In case of applicants who are either not first in priority or have approached the CCI at a stage where it is already in possession of evidence of an existence of cartel, much of reduction in penalty depends upon assessment and discretion of the CCI. Such discretion is usually seen to be guided by the extent of 'significant value addition' made by applicants' information to the evidence in possession of CCI or importance that could be attributed to such information. The stage at which such information comes to the CCI is an important factor to assess its significance or value addition. For example, in the case of dry cell batteries, the second and third applicants were granted lesser penalty only upto 30% and 20% respectively, against the expected reduction of 50% and 25% in such case as contemplated under the Lesser Penalty Regulations. The considered shortfall in the reduction was for the reason that the information and evidence provided by these applicants had a depreciated value given that CCI was approached with evidence much after the search and seizure conducted by the DG.

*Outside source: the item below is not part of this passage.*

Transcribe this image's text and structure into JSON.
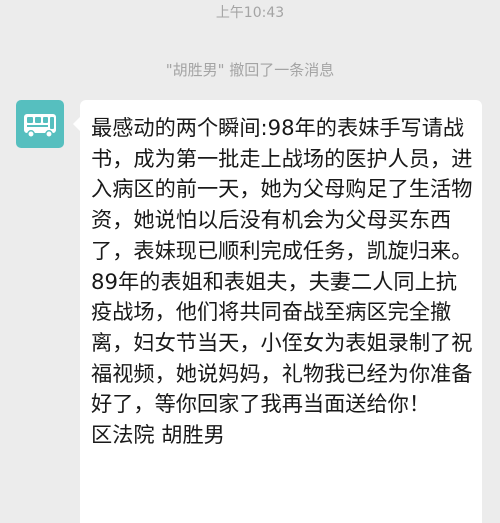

The CCI has been flexible with extending the benefit of leniency to more than three parties (as was initially proposed in the Lesser Penalty Regulations). In the case of Nagrik Chetna Manch vs. Fortified Security Solutions and Others (case no. 50 of 2015), CCI extended lesser penalty to four applicants of which two applicants were given 1st priority status and allowed reduction upto 50%, while the second and third applicant were allowed reduction upto 40% and 25%, respectively.
In terms of evidence that has been considered to be "vital disclosure" or of "significant value addition" includes information and evidence on the modus operandi of the cartel such as the details of all relevant and related events, role of employees and other individuals, observations from internal inquiry conducted by the applicant and email/electronic correspondence showing sharing of commercially sensitive and confidential price information.
Due weightage has been given to the extent of cooperation offered by the applicant throughout the investigation process and during the proceedings before the CCI in all cases.
Leniency Benefit to Individuals
The benefit of leniency has been extended by the CCI to the individuals (mostly employees) involved in dealings held to be cartelisation. The proportionate reduction of penalty extended to such employees is identical to that granted to the related corporate entity. From our experience in the recent past, this benefit has encouraged employees to come forward with disclosures of dealings and activities that could be seen as cartelization and enabled corporates to timely approach the CCI for seeking leniency.
Given the surge in businesses and the growing reach of the CCI, corporates must ensure that they remain on the favourable side of the regulatory authorities while expanding their growth path. The leniency program offers such a chance to companies which could not only save financial damage but also its repute, while at the same time providing a clean slate to carry on the business in compliance with the regulatory framework. Looking at much of the benefits that can be drawn from the leniency regime, there are good reasons for corporates to educate and encourage employees to be alert and conscious of whistleblowing in the best interest of self and their employer corporate.
The content of this article is intended to provide a general guide to the subject matter. Specialist advice should be sought about your specific circumstances.